Article number139
JournalJournal of Emergency Medicine, Trauma, and Acute Care
Early online date9 Oct 2016
Publication statusPublished - 2016
EventInternational Conference on Emergency Medicine and Public Health - Qatar - Qatar National Convention Center, Doha, Qatar
Duration: 14 Jan 201618 Jan 2016

Abstract

Introduction: Pre-hospital care professionals work outside or in confined spaces. Issues like population demography, cultural diversity, geography, roads, and climate regularly challenge them. Some of these factors might be overlooked by the hospital-based mentality of other clinicians. Providing them an opportunity to accompany paramedics in their own environment may help them better understand the paramedics’ role and scope of practice, and improve the patient handover process between these two “alienated worlds” of medical professionals.

Methods: An Emergency Medicine Specialist spent 12 months within Qatar’s national Ambulance Service. Regular rotations through its various departments were facilitated, including an 8-week ride along with a Rapid Response Vehicle (Delta unit) dealing with emergency calls. A daily journal was written to record the experiences and audit data was accessed to gain a deeper understanding of the Service.

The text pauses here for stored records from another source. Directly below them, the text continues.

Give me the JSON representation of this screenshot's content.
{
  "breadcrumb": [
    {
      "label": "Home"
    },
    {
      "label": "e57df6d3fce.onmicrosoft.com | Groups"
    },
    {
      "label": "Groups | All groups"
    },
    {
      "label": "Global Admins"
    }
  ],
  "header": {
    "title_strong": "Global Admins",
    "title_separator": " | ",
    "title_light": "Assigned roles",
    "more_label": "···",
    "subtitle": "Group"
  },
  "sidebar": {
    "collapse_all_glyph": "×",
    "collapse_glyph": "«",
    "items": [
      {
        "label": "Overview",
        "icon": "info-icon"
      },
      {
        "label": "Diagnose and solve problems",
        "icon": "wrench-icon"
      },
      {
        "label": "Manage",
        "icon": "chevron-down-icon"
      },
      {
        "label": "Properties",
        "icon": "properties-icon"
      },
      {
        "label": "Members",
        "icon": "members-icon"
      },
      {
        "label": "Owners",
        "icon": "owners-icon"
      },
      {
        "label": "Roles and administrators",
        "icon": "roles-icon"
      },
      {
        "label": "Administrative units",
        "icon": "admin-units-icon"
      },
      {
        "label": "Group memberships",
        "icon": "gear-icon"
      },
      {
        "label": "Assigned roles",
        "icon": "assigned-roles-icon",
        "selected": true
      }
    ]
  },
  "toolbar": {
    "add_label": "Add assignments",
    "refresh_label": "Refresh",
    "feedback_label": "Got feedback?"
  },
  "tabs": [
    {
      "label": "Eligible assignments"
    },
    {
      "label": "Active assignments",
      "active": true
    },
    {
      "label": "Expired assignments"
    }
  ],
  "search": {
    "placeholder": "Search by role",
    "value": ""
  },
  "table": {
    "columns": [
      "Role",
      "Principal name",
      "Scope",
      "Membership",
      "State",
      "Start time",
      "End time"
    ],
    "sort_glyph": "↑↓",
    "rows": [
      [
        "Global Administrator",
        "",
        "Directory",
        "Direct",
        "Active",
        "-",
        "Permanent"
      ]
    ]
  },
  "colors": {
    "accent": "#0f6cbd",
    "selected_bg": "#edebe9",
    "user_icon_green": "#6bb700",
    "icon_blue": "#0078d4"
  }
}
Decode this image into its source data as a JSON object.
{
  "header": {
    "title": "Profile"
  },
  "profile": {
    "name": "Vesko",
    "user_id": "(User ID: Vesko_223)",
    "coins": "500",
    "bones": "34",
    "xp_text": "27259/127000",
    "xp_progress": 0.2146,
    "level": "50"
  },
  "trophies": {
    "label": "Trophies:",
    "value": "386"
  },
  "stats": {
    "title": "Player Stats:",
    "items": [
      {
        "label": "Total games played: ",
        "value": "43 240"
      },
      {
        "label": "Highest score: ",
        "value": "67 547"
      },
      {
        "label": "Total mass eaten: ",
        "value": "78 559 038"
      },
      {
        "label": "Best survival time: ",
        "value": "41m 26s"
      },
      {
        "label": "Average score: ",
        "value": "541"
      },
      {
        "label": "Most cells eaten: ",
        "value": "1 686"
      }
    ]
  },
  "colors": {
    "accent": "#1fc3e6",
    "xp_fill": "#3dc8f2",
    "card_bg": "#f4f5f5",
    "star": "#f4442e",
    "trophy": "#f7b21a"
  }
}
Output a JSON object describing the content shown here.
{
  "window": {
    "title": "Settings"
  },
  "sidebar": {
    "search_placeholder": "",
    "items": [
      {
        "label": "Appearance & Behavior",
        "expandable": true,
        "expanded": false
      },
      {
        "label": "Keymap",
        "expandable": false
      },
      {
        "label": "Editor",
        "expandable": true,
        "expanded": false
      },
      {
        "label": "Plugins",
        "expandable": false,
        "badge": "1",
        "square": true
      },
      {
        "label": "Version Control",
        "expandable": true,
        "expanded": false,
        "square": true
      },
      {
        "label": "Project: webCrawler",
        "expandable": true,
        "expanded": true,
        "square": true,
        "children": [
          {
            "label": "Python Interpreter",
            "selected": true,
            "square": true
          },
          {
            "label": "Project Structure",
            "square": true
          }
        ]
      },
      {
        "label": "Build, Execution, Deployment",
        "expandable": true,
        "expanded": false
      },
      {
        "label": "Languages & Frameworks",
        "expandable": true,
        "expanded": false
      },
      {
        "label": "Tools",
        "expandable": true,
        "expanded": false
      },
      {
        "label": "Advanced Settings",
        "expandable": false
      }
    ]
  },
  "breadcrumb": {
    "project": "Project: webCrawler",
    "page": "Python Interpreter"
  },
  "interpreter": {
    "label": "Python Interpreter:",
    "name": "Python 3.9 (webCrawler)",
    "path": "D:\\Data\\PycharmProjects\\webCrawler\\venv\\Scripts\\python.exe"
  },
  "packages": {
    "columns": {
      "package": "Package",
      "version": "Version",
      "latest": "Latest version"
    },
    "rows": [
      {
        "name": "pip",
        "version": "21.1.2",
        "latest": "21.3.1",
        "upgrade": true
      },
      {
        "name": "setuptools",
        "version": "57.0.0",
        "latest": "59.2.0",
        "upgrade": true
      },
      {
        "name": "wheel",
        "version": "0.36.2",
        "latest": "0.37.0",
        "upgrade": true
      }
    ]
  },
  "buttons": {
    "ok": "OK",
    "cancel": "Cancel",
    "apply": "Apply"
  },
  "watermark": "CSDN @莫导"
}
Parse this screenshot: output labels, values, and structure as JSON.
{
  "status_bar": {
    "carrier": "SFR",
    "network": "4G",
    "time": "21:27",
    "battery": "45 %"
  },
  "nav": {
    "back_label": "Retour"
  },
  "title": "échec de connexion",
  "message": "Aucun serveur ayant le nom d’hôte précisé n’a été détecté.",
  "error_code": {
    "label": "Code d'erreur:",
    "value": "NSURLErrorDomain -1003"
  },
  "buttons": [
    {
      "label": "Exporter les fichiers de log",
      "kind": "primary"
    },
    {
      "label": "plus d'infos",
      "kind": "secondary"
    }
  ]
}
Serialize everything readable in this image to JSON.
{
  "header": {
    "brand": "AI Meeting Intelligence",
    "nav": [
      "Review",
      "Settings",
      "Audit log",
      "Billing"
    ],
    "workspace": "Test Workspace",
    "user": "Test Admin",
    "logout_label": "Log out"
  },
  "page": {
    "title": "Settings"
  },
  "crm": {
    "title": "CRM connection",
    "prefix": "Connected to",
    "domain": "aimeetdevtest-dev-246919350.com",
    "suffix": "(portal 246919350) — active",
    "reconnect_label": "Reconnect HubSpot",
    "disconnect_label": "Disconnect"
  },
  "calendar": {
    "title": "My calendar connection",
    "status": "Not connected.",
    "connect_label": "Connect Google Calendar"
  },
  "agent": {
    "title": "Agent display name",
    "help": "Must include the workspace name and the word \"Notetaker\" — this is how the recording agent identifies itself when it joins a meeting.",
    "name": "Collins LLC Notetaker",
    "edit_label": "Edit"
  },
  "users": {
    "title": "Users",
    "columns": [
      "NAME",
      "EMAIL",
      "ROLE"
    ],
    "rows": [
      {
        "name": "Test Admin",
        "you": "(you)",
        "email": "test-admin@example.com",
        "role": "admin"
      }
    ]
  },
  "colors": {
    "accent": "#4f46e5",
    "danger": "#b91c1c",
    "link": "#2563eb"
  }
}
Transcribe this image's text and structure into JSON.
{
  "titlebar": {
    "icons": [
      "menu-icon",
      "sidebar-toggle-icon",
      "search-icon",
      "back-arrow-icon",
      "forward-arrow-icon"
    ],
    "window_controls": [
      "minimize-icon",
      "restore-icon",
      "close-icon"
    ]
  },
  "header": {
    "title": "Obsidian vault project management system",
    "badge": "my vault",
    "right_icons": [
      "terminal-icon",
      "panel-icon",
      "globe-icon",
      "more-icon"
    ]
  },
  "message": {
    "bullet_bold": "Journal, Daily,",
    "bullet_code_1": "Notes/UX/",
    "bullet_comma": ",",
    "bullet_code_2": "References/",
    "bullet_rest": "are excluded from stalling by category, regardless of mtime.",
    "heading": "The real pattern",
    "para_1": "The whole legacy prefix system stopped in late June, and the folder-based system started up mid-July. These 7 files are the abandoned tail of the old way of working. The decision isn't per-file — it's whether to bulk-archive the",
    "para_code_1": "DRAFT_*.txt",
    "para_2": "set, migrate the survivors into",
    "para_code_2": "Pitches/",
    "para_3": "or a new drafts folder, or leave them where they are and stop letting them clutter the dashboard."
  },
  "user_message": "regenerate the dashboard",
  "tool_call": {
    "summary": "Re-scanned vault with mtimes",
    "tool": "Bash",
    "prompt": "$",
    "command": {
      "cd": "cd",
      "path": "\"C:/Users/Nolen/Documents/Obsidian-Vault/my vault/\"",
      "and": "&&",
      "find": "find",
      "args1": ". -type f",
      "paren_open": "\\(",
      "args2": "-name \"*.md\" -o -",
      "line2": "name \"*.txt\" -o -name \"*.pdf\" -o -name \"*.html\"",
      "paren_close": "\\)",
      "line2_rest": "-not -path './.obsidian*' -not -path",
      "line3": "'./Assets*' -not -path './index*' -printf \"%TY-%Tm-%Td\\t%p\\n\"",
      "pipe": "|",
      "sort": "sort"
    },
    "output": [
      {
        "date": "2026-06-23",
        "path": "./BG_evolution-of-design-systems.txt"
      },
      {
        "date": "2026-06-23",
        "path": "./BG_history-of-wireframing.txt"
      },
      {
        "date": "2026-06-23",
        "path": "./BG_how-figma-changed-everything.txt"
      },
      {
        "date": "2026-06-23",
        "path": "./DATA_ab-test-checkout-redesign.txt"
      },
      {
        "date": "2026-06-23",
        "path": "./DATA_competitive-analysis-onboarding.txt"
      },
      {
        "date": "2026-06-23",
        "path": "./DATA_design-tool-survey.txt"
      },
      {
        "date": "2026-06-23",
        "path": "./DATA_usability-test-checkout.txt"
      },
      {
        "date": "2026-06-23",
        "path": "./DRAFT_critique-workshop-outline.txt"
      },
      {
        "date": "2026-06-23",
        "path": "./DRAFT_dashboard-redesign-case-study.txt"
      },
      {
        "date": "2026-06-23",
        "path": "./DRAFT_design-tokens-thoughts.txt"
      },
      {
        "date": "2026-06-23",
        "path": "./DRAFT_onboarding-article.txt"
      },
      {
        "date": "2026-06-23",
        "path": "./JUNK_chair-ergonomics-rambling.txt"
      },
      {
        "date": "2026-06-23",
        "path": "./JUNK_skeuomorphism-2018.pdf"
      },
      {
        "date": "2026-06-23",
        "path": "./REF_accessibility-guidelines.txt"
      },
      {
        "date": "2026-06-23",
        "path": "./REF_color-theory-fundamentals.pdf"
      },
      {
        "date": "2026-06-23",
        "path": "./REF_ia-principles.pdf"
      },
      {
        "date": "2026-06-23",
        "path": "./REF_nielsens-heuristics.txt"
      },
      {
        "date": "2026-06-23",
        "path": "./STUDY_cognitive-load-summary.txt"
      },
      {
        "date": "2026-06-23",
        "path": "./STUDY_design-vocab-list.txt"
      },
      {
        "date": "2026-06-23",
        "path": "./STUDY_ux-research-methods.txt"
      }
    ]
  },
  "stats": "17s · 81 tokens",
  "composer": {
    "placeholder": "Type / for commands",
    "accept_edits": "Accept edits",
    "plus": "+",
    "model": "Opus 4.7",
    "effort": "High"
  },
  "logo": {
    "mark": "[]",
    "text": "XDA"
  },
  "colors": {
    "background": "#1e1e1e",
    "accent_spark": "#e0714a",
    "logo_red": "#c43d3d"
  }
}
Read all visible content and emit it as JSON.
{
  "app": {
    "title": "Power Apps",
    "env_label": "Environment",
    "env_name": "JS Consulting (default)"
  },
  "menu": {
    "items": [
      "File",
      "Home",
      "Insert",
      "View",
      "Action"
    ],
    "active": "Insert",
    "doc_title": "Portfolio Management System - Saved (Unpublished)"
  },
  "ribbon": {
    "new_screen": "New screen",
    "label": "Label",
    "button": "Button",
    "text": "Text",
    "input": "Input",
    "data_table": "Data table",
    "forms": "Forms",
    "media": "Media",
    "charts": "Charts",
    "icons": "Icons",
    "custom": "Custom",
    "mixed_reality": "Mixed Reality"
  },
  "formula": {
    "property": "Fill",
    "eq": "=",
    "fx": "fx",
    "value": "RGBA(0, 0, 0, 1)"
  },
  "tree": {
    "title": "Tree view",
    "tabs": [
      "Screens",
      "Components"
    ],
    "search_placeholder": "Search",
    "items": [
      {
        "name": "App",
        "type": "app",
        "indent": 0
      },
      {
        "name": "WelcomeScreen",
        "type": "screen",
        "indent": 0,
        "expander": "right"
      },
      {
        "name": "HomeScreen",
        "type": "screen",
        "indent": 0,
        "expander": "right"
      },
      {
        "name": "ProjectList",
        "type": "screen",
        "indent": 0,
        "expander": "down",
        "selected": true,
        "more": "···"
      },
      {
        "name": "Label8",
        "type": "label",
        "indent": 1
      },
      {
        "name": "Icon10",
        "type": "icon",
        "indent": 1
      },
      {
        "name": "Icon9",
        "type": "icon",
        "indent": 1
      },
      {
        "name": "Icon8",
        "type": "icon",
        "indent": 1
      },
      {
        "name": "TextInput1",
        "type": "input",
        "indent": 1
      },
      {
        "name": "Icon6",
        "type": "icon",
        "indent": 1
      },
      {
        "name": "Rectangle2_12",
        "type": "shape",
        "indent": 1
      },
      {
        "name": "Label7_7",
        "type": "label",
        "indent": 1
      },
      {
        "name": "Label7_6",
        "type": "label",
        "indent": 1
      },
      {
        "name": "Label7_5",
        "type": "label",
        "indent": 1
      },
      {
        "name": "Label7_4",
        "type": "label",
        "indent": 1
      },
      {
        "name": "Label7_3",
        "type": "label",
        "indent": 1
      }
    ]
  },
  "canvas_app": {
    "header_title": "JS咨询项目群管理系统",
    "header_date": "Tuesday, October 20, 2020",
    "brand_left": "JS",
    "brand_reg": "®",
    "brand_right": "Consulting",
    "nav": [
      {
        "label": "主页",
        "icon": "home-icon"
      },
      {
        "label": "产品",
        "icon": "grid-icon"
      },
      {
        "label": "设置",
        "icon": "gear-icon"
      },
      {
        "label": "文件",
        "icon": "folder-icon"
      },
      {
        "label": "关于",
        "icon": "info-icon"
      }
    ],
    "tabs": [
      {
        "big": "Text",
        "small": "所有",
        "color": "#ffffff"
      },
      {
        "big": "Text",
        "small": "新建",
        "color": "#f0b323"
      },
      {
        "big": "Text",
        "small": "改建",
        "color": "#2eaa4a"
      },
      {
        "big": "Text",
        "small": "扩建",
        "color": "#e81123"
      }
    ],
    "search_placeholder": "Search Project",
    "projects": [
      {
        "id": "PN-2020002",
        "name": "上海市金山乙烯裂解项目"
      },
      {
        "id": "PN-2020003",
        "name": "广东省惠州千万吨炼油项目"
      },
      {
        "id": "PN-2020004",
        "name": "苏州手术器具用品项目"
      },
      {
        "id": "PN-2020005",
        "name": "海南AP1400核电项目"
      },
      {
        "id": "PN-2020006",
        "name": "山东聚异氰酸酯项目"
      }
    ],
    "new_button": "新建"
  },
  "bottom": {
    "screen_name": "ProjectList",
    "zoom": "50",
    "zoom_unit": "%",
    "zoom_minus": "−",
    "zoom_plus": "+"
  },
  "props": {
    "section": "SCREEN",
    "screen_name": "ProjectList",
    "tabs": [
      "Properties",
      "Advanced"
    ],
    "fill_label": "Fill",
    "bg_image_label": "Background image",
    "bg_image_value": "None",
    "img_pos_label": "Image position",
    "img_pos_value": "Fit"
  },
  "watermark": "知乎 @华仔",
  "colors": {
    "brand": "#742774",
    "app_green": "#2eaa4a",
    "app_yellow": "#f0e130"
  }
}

Results: This experience was an eye opener. Delta officers are very experienced and can provide a global perspective of the operations. Their main focus is safety from a 360-degree scene perspective, team leadership, and communication. The type of calls and circumstances provided a unique view of the scene realities. Ambulance crews were observed dealing with difficult situations, assessing patients, and initiating treatment in challenging environments. Depending on the type of emergency, Ambulance Paramedics were joined by a Critical Care Paramedic who has more advanced skills and the ability to administer a broader range of medications.

Conclusion: This program has been effective at introducing a hospital-based clinician to the prehospital world and should be Considered to all Emergency Fellows. It highlighted the complexities of working in the community with limited resources and the importance of communication to ensure the provision of safe and effective care. Understanding the Ambulance Service staff’s level of competency will also enhance the handover process and help build trust in the Paramedics.

Notes

Not sure when it was actually accepted for journal publication as it was originally submitted for conference presentation and only later published in the journal: http://www.qscience.com/doi/abs/10.5339/jemtac.2016.icepq.139

ID: 10912507